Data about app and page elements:
· · · ·

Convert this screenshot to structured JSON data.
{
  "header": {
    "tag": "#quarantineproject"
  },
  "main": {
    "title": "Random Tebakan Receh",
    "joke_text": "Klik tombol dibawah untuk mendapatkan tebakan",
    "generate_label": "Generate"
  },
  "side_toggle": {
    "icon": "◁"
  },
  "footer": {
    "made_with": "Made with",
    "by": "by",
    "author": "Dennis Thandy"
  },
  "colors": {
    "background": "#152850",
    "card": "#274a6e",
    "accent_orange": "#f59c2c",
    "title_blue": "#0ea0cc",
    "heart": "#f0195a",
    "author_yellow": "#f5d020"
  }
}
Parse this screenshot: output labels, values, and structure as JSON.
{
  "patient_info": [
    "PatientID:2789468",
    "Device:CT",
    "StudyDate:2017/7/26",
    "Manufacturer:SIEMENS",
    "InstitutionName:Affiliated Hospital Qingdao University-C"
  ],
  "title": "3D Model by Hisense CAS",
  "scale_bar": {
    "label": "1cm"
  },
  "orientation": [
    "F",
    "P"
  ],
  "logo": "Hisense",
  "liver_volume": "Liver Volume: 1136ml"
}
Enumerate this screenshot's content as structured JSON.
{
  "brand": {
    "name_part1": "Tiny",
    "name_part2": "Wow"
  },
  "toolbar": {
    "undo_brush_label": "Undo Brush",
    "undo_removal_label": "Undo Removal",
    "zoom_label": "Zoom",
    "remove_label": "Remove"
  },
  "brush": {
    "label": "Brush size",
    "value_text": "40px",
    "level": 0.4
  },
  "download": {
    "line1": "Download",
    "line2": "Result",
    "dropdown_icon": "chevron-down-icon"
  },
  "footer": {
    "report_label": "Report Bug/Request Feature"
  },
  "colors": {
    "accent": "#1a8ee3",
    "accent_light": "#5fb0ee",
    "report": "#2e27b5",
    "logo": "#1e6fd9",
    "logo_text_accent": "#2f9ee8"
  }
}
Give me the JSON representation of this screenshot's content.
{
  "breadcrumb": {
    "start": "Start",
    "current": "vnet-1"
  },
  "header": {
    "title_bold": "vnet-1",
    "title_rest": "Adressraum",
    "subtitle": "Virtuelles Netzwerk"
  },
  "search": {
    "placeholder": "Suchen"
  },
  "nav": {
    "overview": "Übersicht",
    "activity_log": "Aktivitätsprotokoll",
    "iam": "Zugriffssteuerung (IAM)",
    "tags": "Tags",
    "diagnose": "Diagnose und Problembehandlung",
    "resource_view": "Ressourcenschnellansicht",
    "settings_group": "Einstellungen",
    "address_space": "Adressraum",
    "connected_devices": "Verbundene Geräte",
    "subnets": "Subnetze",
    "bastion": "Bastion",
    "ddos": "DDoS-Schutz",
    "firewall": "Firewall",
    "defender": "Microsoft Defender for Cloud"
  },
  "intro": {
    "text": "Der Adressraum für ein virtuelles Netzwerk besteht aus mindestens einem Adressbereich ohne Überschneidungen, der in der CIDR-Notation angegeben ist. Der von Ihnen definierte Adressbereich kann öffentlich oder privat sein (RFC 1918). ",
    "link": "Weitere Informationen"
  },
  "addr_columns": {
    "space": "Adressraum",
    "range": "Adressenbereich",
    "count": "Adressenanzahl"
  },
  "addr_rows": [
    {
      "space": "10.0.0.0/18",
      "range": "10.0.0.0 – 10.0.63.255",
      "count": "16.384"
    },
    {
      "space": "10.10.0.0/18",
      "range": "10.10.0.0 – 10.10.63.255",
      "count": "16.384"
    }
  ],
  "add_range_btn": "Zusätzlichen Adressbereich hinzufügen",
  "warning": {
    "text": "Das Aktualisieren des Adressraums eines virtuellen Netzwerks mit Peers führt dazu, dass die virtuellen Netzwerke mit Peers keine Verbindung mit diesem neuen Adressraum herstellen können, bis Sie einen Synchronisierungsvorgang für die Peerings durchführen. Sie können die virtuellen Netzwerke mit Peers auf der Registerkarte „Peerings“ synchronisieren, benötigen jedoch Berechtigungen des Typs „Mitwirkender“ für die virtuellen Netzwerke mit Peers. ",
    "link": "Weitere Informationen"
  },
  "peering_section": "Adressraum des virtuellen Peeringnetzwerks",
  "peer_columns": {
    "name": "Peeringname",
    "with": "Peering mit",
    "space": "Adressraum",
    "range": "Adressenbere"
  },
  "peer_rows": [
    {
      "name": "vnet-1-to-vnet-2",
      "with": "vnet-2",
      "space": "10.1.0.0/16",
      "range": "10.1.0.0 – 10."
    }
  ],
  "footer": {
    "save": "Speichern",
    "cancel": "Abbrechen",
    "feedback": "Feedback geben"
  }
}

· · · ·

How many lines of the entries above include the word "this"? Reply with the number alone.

[Your solution]: 4